DIRECTIONS FOR THIS TASK →
Please write the following entries out once more, exactly.

Website and app data records
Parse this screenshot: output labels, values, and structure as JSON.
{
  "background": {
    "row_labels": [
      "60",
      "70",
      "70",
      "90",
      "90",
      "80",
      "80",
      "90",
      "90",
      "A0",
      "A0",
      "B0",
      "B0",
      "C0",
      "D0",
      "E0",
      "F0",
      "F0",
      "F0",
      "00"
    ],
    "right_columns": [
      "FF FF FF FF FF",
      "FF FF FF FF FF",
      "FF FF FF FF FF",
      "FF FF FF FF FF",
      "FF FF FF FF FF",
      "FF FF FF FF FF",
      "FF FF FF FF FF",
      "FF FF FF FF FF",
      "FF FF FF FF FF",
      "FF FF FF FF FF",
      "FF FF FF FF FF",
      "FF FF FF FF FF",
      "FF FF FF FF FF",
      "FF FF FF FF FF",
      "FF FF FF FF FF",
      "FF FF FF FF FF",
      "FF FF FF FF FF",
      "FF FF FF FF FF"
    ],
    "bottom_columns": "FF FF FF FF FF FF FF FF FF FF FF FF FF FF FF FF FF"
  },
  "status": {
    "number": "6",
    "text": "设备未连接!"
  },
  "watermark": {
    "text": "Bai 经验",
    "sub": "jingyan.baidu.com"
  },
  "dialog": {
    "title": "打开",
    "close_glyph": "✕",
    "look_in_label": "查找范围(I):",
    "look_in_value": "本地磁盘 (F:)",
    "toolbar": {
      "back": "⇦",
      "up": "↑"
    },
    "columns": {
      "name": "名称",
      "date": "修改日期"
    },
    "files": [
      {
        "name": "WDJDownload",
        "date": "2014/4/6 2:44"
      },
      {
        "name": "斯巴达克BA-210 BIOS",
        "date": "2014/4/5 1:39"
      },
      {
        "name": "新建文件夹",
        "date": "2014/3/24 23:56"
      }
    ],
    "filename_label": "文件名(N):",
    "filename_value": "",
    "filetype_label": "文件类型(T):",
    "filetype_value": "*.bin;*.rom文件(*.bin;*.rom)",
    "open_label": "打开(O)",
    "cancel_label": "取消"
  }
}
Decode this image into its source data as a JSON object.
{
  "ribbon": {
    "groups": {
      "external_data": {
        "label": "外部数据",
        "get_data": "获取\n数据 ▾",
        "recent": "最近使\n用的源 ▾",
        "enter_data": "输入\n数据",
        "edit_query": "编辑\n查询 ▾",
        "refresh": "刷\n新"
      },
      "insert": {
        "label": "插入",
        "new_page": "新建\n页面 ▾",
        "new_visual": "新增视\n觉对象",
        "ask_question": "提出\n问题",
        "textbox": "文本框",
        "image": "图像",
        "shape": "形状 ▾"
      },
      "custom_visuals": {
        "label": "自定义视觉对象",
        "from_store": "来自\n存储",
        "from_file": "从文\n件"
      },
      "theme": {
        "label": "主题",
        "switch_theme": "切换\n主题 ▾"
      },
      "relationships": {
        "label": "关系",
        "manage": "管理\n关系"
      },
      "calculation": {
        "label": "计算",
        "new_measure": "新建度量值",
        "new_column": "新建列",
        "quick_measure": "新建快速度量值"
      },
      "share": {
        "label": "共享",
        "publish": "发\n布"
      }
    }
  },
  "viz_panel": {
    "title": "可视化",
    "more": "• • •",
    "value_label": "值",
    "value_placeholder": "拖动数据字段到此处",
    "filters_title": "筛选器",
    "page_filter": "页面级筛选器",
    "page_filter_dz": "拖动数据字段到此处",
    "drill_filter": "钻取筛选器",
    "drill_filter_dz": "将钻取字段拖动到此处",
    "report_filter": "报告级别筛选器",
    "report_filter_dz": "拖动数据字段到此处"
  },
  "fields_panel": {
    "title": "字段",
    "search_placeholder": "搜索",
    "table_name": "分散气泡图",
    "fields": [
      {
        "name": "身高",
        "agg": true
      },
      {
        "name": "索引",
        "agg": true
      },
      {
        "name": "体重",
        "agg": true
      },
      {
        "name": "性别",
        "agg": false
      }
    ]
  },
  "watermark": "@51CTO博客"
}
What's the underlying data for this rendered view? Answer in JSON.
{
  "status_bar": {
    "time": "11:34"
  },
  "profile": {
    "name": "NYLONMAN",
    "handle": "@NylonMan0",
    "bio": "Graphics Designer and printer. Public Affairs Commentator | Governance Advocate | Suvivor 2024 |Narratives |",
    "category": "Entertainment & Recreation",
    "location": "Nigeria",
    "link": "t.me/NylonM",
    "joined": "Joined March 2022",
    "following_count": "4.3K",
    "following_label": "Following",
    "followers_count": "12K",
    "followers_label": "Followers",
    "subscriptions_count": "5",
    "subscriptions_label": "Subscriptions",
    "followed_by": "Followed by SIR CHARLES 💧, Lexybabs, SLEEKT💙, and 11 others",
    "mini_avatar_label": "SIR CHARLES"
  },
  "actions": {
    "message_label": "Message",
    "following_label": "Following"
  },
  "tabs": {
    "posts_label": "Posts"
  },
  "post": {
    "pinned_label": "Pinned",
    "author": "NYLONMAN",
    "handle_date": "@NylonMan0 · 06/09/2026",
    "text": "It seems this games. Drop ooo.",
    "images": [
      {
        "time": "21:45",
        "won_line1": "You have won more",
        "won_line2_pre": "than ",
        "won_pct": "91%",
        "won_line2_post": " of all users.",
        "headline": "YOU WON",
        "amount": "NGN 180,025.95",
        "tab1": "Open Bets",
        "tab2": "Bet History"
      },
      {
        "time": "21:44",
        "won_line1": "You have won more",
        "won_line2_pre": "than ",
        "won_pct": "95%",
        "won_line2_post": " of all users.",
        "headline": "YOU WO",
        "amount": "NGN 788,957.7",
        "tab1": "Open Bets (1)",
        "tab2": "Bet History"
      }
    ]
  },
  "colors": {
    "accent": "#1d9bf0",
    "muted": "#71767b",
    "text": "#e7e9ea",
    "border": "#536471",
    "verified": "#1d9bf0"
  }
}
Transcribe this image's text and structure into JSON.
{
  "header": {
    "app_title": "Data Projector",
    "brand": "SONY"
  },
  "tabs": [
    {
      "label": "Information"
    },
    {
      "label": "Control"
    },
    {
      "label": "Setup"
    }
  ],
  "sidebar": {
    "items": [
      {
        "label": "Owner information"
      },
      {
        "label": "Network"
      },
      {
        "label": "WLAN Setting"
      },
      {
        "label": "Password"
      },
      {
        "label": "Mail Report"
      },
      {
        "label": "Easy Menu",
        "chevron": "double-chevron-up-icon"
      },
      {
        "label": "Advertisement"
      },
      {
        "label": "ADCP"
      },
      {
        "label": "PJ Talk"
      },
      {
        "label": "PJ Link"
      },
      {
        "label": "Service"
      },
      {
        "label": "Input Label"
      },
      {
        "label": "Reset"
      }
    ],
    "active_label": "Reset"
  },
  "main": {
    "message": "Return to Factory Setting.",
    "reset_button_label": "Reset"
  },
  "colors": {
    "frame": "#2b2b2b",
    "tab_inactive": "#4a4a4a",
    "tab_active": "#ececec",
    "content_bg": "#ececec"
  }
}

RESPONSE TO THIS TASK →
Parse this screenshot: output labels, values, and structure as JSON.
{
  "background": {
    "row_labels": [
      "60",
      "70",
      "70",
      "90",
      "90",
      "80",
      "80",
      "90",
      "90",
      "A0",
      "A0",
      "B0",
      "B0",
      "C0",
      "D0",
      "E0",
      "F0",
      "F0",
      "F0",
      "00"
    ],
    "right_columns": [
      "FF FF FF FF FF",
      "FF FF FF FF FF",
      "FF FF FF FF FF",
      "FF FF FF FF FF",
      "FF FF FF FF FF",
      "FF FF FF FF FF",
      "FF FF FF FF FF",
      "FF FF FF FF FF",
      "FF FF FF FF FF",
      "FF FF FF FF FF",
      "FF FF FF FF FF",
      "FF FF FF FF FF",
      "FF FF FF FF FF",
      "FF FF FF FF FF",
      "FF FF FF FF FF",
      "FF FF FF FF FF",
      "FF FF FF FF FF",
      "FF FF FF FF FF"
    ],
    "bottom_columns": "FF FF FF FF FF FF FF FF FF FF FF FF FF FF FF FF FF"
  },
  "status": {
    "number": "6",
    "text": "设备未连接!"
  },
  "watermark": {
    "text": "Bai 经验",
    "sub": "jingyan.baidu.com"
  },
  "dialog": {
    "title": "打开",
    "close_glyph": "✕",
    "look_in_label": "查找范围(I):",
    "look_in_value": "本地磁盘 (F:)",
    "toolbar": {
      "back": "⇦",
      "up": "↑"
    },
    "columns": {
      "name": "名称",
      "date": "修改日期"
    },
    "files": [
      {
        "name": "WDJDownload",
        "date": "2014/4/6 2:44"
      },
      {
        "name": "斯巴达克BA-210 BIOS",
        "date": "2014/4/5 1:39"
      },
      {
        "name": "新建文件夹",
        "date": "2014/3/24 23:56"
      }
    ],
    "filename_label": "文件名(N):",
    "filename_value": "",
    "filetype_label": "文件类型(T):",
    "filetype_value": "*.bin;*.rom文件(*.bin;*.rom)",
    "open_label": "打开(O)",
    "cancel_label": "取消"
  }
}
Decode this image into its source data as a JSON object.
{
  "ribbon": {
    "groups": {
      "external_data": {
        "label": "外部数据",
        "get_data": "获取\n数据 ▾",
        "recent": "最近使\n用的源 ▾",
        "enter_data": "输入\n数据",
        "edit_query": "编辑\n查询 ▾",
        "refresh": "刷\n新"
      },
      "insert": {
        "label": "插入",
        "new_page": "新建\n页面 ▾",
        "new_visual": "新增视\n觉对象",
        "ask_question": "提出\n问题",
        "textbox": "文本框",
        "image": "图像",
        "shape": "形状 ▾"
      },
      "custom_visuals": {
        "label": "自定义视觉对象",
        "from_store": "来自\n存储",
        "from_file": "从文\n件"
      },
      "theme": {
        "label": "主题",
        "switch_theme": "切换\n主题 ▾"
      },
      "relationships": {
        "label": "关系",
        "manage": "管理\n关系"
      },
      "calculation": {
        "label": "计算",
        "new_measure": "新建度量值",
        "new_column": "新建列",
        "quick_measure": "新建快速度量值"
      },
      "share": {
        "label": "共享",
        "publish": "发\n布"
      }
    }
  },
  "viz_panel": {
    "title": "可视化",
    "more": "• • •",
    "value_label": "值",
    "value_placeholder": "拖动数据字段到此处",
    "filters_title": "筛选器",
    "page_filter": "页面级筛选器",
    "page_filter_dz": "拖动数据字段到此处",
    "drill_filter": "钻取筛选器",
    "drill_filter_dz": "将钻取字段拖动到此处",
    "report_filter": "报告级别筛选器",
    "report_filter_dz": "拖动数据字段到此处"
  },
  "fields_panel": {
    "title": "字段",
    "search_placeholder": "搜索",
    "table_name": "分散气泡图",
    "fields": [
      {
        "name": "身高",
        "agg": true
      },
      {
        "name": "索引",
        "agg": true
      },
      {
        "name": "体重",
        "agg": true
      },
      {
        "name": "性别",
        "agg": false
      }
    ]
  },
  "watermark": "@51CTO博客"
}
What's the underlying data for this rendered view? Answer in JSON.
{
  "status_bar": {
    "time": "11:34"
  },
  "profile": {
    "name": "NYLONMAN",
    "handle": "@NylonMan0",
    "bio": "Graphics Designer and printer. Public Affairs Commentator | Governance Advocate | Suvivor 2024 |Narratives |",
    "category": "Entertainment & Recreation",
    "location": "Nigeria",
    "link": "t.me/NylonM",
    "joined": "Joined March 2022",
    "following_count": "4.3K",
    "following_label": "Following",
    "followers_count": "12K",
    "followers_label": "Followers",
    "subscriptions_count": "5",
    "subscriptions_label": "Subscriptions",
    "followed_by": "Followed by SIR CHARLES 💧, Lexybabs, SLEEKT💙, and 11 others",
    "mini_avatar_label": "SIR CHARLES"
  },
  "actions": {
    "message_label": "Message",
    "following_label": "Following"
  },
  "tabs": {
    "posts_label": "Posts"
  },
  "post": {
    "pinned_label": "Pinned",
    "author": "NYLONMAN",
    "handle_date": "@NylonMan0 · 06/09/2026",
    "text": "It seems this games. Drop ooo.",
    "images": [
      {
        "time": "21:45",
        "won_line1": "You have won more",
        "won_line2_pre": "than ",
        "won_pct": "91%",
        "won_line2_post": " of all users.",
        "headline": "YOU WON",
        "amount": "NGN 180,025.95",
        "tab1": "Open Bets",
        "tab2": "Bet History"
      },
      {
        "time": "21:44",
        "won_line1": "You have won more",
        "won_line2_pre": "than ",
        "won_pct": "95%",
        "won_line2_post": " of all users.",
        "headline": "YOU WO",
        "amount": "NGN 788,957.7",
        "tab1": "Open Bets (1)",
        "tab2": "Bet History"
      }
    ]
  },
  "colors": {
    "accent": "#1d9bf0",
    "muted": "#71767b",
    "text": "#e7e9ea",
    "border": "#536471",
    "verified": "#1d9bf0"
  }
}
Transcribe this image's text and structure into JSON.
{
  "header": {
    "app_title": "Data Projector",
    "brand": "SONY"
  },
  "tabs": [
    {
      "label": "Information"
    },
    {
      "label": "Control"
    },
    {
      "label": "Setup"
    }
  ],
  "sidebar": {
    "items": [
      {
        "label": "Owner information"
      },
      {
        "label": "Network"
      },
      {
        "label": "WLAN Setting"
      },
      {
        "label": "Password"
      },
      {
        "label": "Mail Report"
      },
      {
        "label": "Easy Menu",
        "chevron": "double-chevron-up-icon"
      },
      {
        "label": "Advertisement"
      },
      {
        "label": "ADCP"
      },
      {
        "label": "PJ Talk"
      },
      {
        "label": "PJ Link"
      },
      {
        "label": "Service"
      },
      {
        "label": "Input Label"
      },
      {
        "label": "Reset"
      }
    ],
    "active_label": "Reset"
  },
  "main": {
    "message": "Return to Factory Setting.",
    "reset_button_label": "Reset"
  },
  "colors": {
    "frame": "#2b2b2b",
    "tab_inactive": "#4a4a4a",
    "tab_active": "#ececec",
    "content_bg": "#ececec"
  }
}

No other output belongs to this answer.